(MATERIAL TO PROCESS)
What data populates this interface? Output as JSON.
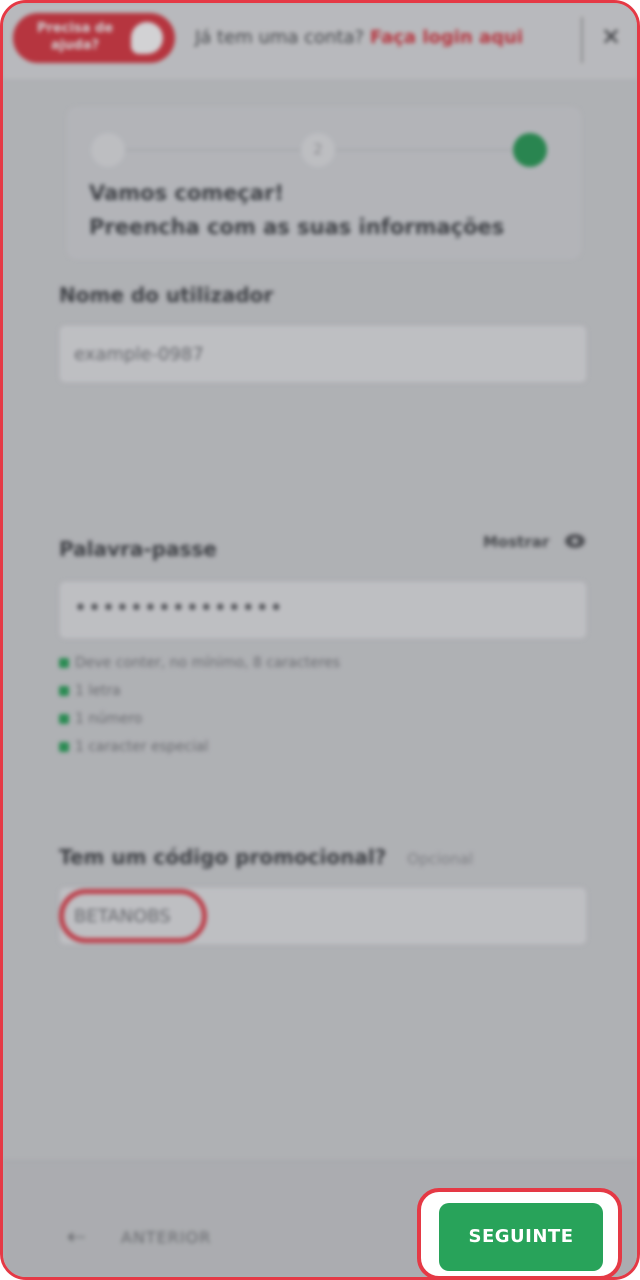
{
  "header": {
    "help_label": "Precisa de\najuda?",
    "login_prompt": "Já tem uma conta?",
    "login_link": "Faça login aqui",
    "close_glyph": "✕"
  },
  "steps": {
    "step2_number": "2",
    "title": "Vamos começar!",
    "subtitle": "Preencha com as suas informações"
  },
  "username": {
    "label": "Nome do utilizador",
    "value": "example-0987"
  },
  "password": {
    "label": "Palavra-passe",
    "show_label": "Mostrar",
    "value_mask": "•••••••••••••••",
    "rules": [
      "Deve conter, no mínimo, 8 caracteres",
      "1 letra",
      "1 número",
      "1 caracter especial"
    ]
  },
  "promo": {
    "label": "Tem um código promocional?",
    "optional": "Opcional",
    "value": "BETANOBS"
  },
  "footer": {
    "back_glyph": "⇠",
    "back_label": "ANTERIOR",
    "next_label": "SEGUINTE"
  },
  "colors": {
    "accent_red": "#d92631",
    "success_green": "#1f9b4f",
    "highlight_red": "#e53945"
  }
}
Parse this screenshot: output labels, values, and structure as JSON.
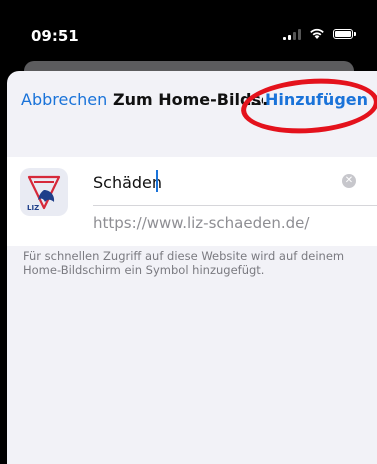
{
  "status_bar": {
    "time": "09:51"
  },
  "nav": {
    "cancel_label": "Abbrechen",
    "title": "Zum Home-Bildschirm",
    "title_ellipsis": "...",
    "add_label": "Hinzufügen"
  },
  "form": {
    "name_value": "Schäden",
    "url": "https://www.liz-schaeden.de/",
    "app_icon_text": "LIZ"
  },
  "footer": {
    "note": "Für schnellen Zugriff auf diese Website wird auf deinem Home-Bildschirm ein Symbol hinzugefügt."
  },
  "colors": {
    "accent": "#1a73d9",
    "highlight": "#e4121c",
    "icon_red": "#d6293a",
    "icon_blue": "#1f3f8a"
  }
}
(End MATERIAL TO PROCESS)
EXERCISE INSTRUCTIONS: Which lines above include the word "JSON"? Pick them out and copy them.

SOLUTION:
What data populates this interface? Output as JSON.
Parse this screenshot: output labels, values, and structure as JSON.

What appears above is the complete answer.